Tucked away in Dun & Bradstreet’s third-quarter earnings call earlier this week was the announcement that the business and financial information provider had snapped up Purisma for $48m.
Purisma, which is based in Redwood City, California, develops customer data integration software that consolidates customer information from multiple databases and applications. Purisma’s Data Hub technology will help to simplify the integration of D&B’s business data with customers’ internal systems.
In a statement D&B said that Purisma’s Data Hub technology will provide a strong technical fit for its DUNSRight data quality process offering, which aggregates and verifies data from multiple sources. D&B pointed out that the software is purpose-built to leverage its business information databases, as well as opportunities to provide a CDI solution for its mid-market customer accounts.
Data Hub will also enhance D&B’s product solutions portfolio by adding software that works within customers’ firewalls. That’s a capability that D&B hasn’t been able to offer up to now.
It was only last month that Purisma updated its Data Hub software to allow the software to be more easily integrated into corporate data management infrastructures.
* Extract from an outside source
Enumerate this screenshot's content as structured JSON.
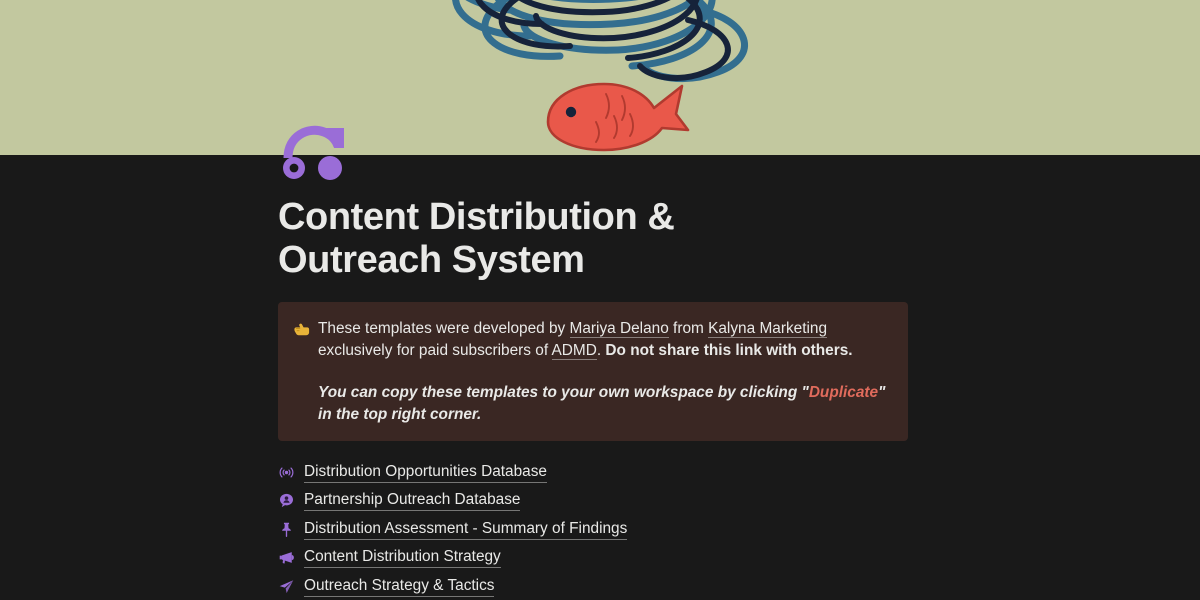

While labeled by many as a CDI software provider, Purisma likes to position its software as a master data management (MDM) application for defining and maintaining consistent definitions of business entities and then sharing them via integration techniques across enterprise applications. The company claims its technology is certified to load up to 30 million records across a grid of up to 15 servers.
Neither company made any comment about plans to continue to sell Purisma as a standalone CDI platform. Purisma’s partners include Business Objects, Teradata and Oracle/Hyperion Solutions.
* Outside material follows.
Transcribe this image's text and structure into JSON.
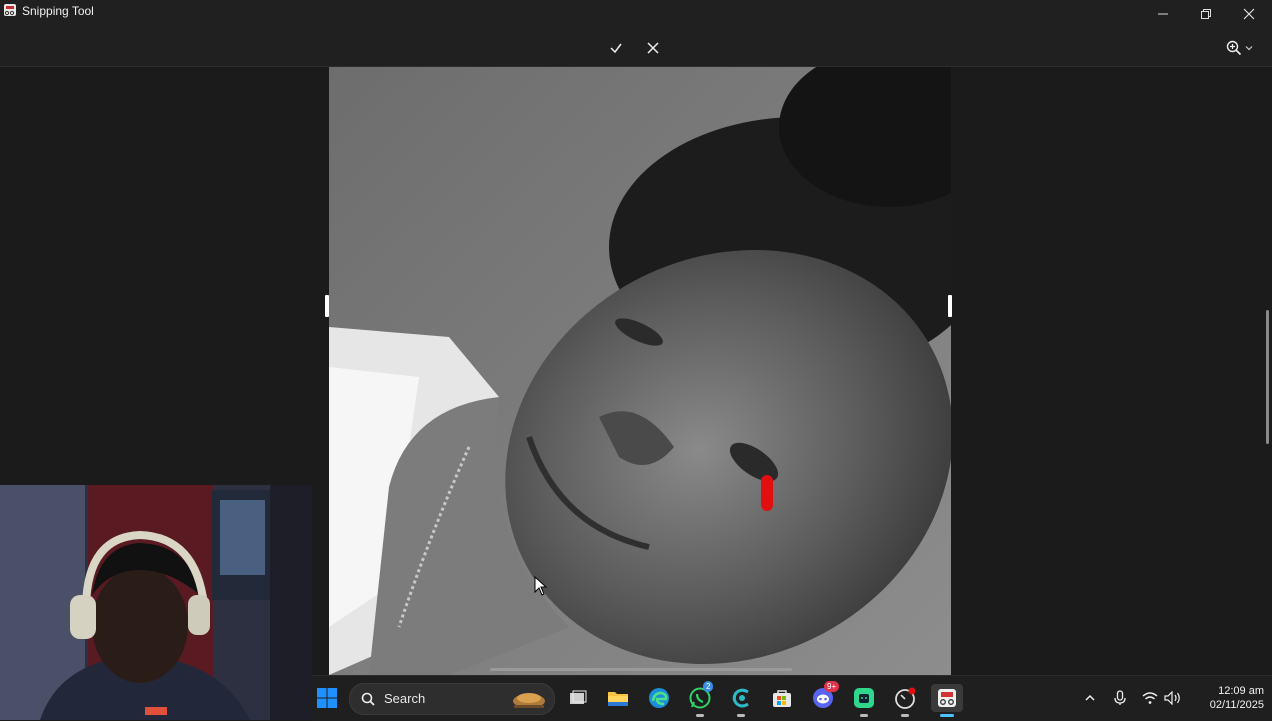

D&B’s business information database contains statistics on more than 100 million companies across 200 countries worldwide. The company’s databases also include business credit information which it sells and integrated into third-party software products.
D&B, which is based in Short Hills, New Jersey reported third-quarter profits up 23% on lowered costs to $56.1m. Revenue for the quarter rose a more modest 7% to $389.9m, helped by contributions from other recent acquisitions.
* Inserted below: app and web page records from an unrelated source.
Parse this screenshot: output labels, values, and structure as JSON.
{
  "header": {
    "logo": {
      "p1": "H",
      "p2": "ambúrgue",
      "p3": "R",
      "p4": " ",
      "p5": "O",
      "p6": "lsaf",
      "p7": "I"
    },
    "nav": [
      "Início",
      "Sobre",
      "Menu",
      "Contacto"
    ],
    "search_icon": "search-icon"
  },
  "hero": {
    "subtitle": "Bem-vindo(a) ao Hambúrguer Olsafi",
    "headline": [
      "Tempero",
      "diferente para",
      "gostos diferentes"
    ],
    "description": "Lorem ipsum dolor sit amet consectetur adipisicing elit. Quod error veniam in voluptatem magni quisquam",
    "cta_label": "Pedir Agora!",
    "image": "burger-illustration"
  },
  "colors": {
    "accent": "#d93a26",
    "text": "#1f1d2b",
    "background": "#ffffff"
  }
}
During the same earnings call D&B also announced the formation of a joint venture in Japan to expand its risk management offerings to large multinational firms. D&B’s partner is Tokyo Shoko Research and joint operations will begin in 2008.
D&B said it holds a majority stake in the venture.
The acquisition and joint venture is will have a negligible impact of 2007 earnings but are expected to shave off 10 cents to earnings in 2008 and add to profits thereafter.